(Extracted information)
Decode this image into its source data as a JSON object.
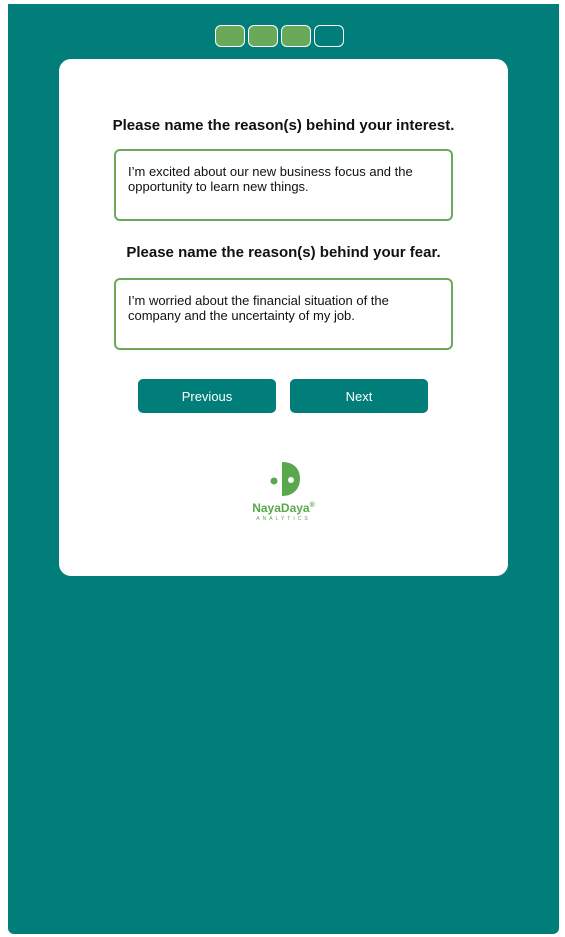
{
  "progress": {
    "steps": [
      "done",
      "done",
      "done",
      "todo"
    ]
  },
  "questions": [
    {
      "prompt": "Please name the reason(s) behind your interest.",
      "answer": "I’m excited about our new business focus and the opportunity to learn new things."
    },
    {
      "prompt": "Please name the reason(s) behind your fear.",
      "answer": "I’m worried about the financial situation of the company and the uncertainty of my job."
    }
  ],
  "buttons": {
    "previous": "Previous",
    "next": "Next"
  },
  "logo": {
    "name": "NayaDaya",
    "registered": "®",
    "subtitle": "ANALYTICS"
  },
  "colors": {
    "background": "#017e7a",
    "accent_green": "#6aa85a",
    "card": "#ffffff"
  }
}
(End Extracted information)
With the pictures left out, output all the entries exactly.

Problem solution:
Decode this image into its source data as a JSON object.
{
  "progress": {
    "steps": [
      "done",
      "done",
      "done",
      "todo"
    ]
  },
  "questions": [
    {
      "prompt": "Please name the reason(s) behind your interest.",
      "answer": "I’m excited about our new business focus and the opportunity to learn new things."
    },
    {
      "prompt": "Please name the reason(s) behind your fear.",
      "answer": "I’m worried about the financial situation of the company and the uncertainty of my job."
    }
  ],
  "buttons": {
    "previous": "Previous",
    "next": "Next"
  },
  "logo": {
    "name": "NayaDaya",
    "registered": "®",
    "subtitle": "ANALYTICS"
  },
  "colors": {
    "background": "#017e7a",
    "accent_green": "#6aa85a",
    "card": "#ffffff"
  }
}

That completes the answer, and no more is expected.